━━━━━ PROVIDED RECORDS ━━━━━
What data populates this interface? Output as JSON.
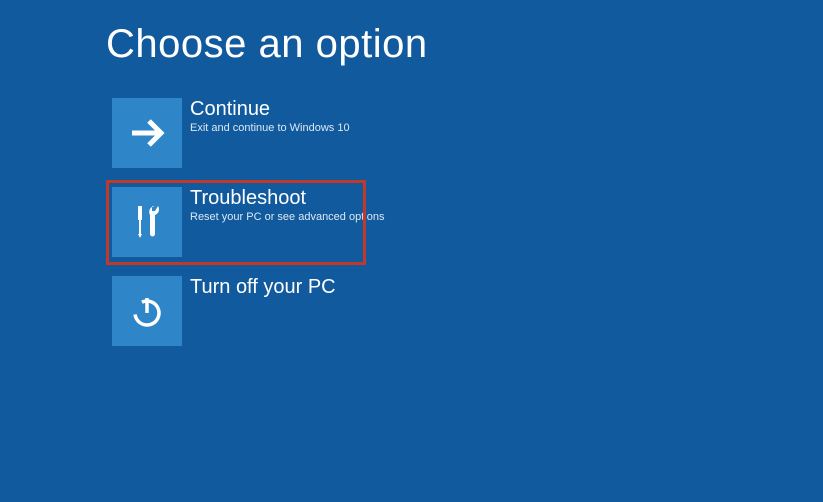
{
  "page": {
    "title": "Choose an option"
  },
  "options": {
    "continue": {
      "title": "Continue",
      "subtitle": "Exit and continue to Windows 10"
    },
    "troubleshoot": {
      "title": "Troubleshoot",
      "subtitle": "Reset your PC or see advanced options"
    },
    "turnoff": {
      "title": "Turn off your PC",
      "subtitle": ""
    }
  },
  "colors": {
    "background": "#115a9e",
    "tile": "#2e86c9",
    "highlight": "#c0392b"
  }
}
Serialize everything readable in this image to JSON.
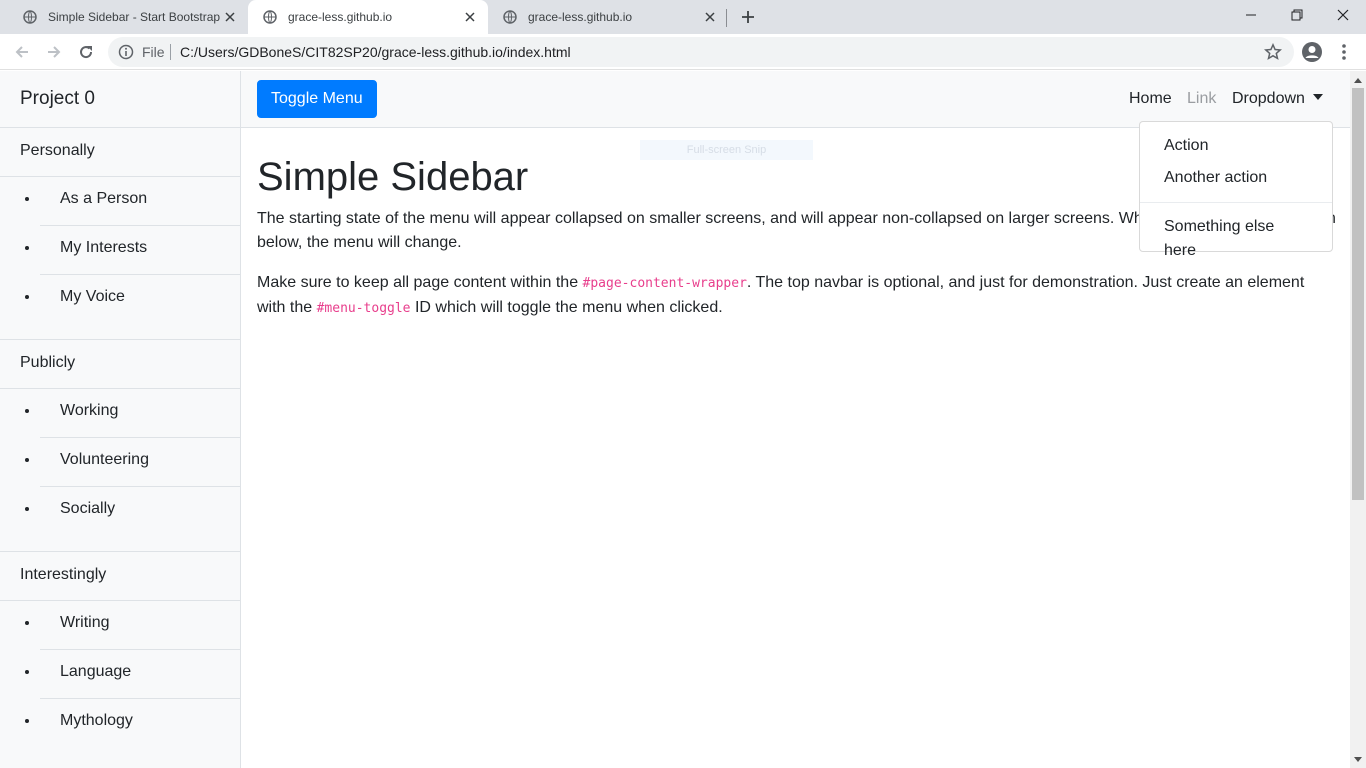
{
  "browser": {
    "tabs": [
      {
        "title": "Simple Sidebar - Start Bootstrap",
        "active": false
      },
      {
        "title": "grace-less.github.io",
        "active": true
      },
      {
        "title": "grace-less.github.io",
        "active": false
      }
    ],
    "address": {
      "scheme_label": "File",
      "url": "C:/Users/GDBoneS/CIT82SP20/grace-less.github.io/index.html"
    }
  },
  "sidebar": {
    "heading": "Project 0",
    "sections": [
      {
        "label": "Personally",
        "items": [
          "As a Person",
          "My Interests",
          "My Voice"
        ]
      },
      {
        "label": "Publicly",
        "items": [
          "Working",
          "Volunteering",
          "Socially"
        ]
      },
      {
        "label": "Interestingly",
        "items": [
          "Writing",
          "Language",
          "Mythology"
        ]
      }
    ]
  },
  "navbar": {
    "toggle_label": "Toggle Menu",
    "home": "Home",
    "link": "Link",
    "dropdown": "Dropdown",
    "dropdown_items": {
      "action": "Action",
      "another": "Another action",
      "else": "Something else here"
    }
  },
  "main": {
    "title": "Simple Sidebar",
    "p1": "The starting state of the menu will appear collapsed on smaller screens, and will appear non-collapsed on larger screens. When toggled using the button below, the menu will change.",
    "p2_a": "Make sure to keep all page content within the ",
    "p2_code1": "#page-content-wrapper",
    "p2_b": ". The top navbar is optional, and just for demonstration. Just create an element with the ",
    "p2_code2": "#menu-toggle",
    "p2_c": " ID which will toggle the menu when clicked."
  },
  "overlay": {
    "snip_label": "Full-screen Snip"
  },
  "colors": {
    "primary": "#007bff",
    "sidebar_bg": "#f8f9fa",
    "code": "#e83e8c"
  }
}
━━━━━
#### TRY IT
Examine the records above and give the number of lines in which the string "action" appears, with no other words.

#### EXERCISE SOLUTION
2